It’s all about working with your event organizer
We stage about 2,000 team building activities a year, and we’ve been doing it since 1999. So we’ve learned a lot from observing and collaborating with superstar event organizers. How do they get the best out of our scavenger hunts and other games? How can you get the best out of any event provider—and enjoy the best team building activities your team has ever seen?
We’ve boiled it down to these seven tips…
1. Don’t buy a dog if you’re going to bark yourself.
In other words, when you hire experts, listen to them. Even if you have organized events for 30 years, you probably hired a team building provider that has spent years mastering all aspects of the kind of activity they offer. Be open to suggestions from your activity provider and the hard lessons they have learned. Micromanage only your worry that you need to micromanage.
2. The team building expert can be only as organized as you are.
When we stage a team building scavenger hunt in which all the gears mesh beautifully, it’s usually because we’re working with a client who gets paperwork in on time, reads communications carefully, gets back to us promptly when we need to know details, gets groups organized before arriving. If you can’t be at the event, make sure the event provider has the name and cell of someone who will be on site. Most problems can be solved with good communication.

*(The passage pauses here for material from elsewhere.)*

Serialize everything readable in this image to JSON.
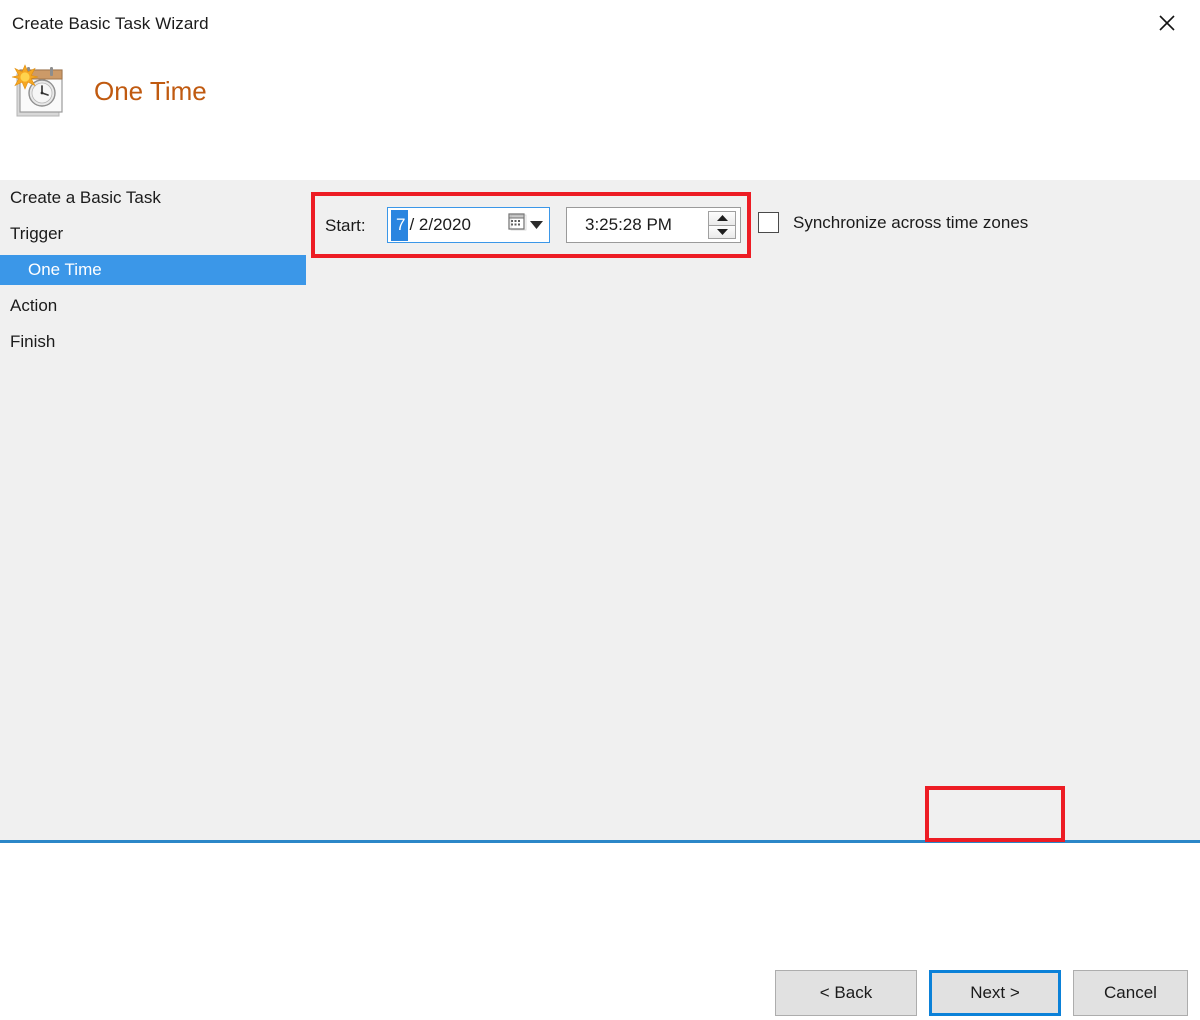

3. Get real.
Or be realistic. If you are planning an activity for 100 people in March, maybe Central Park isn’t the best location. Or if you know your colleagues tend to run behind schedule, don’t think you can miraculously squeeze in a late-afternoon scavenger hunt at a museum closing at 5 p.m. If you want to end at a restaurant and have the person running the event—or your boss—speak to the group, don’t pick a bar known to be noisy.
The better you know what excites your group, the better you will match them with the perfect activity. We love collaborating with an event planner in trying to match a group with the right scavenger hunt, but we have to rely on the planners to give us a feel for what will motivate them. Do they hate being outside? Do they hate walking? Are they super competitive? Do they like to be silly? Help the consultant help you.
5. Communicate with your group.
Surprises can be fun, but more often they are a wrench in the machinery. Make sure your group has all of the details they need before they show up for the event. Ask your team building expert what they need to know. Do the participants need to dress in any particular way? Will there be a place to stow briefcases or coats? Do they need a map to find the meeting place or a bar after the event?
6. Spread the appreciation around and reap the rewards.
I love when planners comment on how much effort, time, and thought went into how we design a team building activity. And they communicate that to the staff running the event. Are you obligated to do that? Of course not. Do all humans perform better when they feel appreciated? Well, don’t you? And the more appreciation you send out, the more you get back.
7. Relax and have fun!
People always love seeing the person who organized the day having fun with them. They reflect the mood and energy from you! Enjoy yourself!
Julie Jacobs is the Chief Development Officer of Watson Adventures. She joined the company in 2000 and has overseen the growth of private team building scavenger hunts from dozens that year to about 2,000 a year today.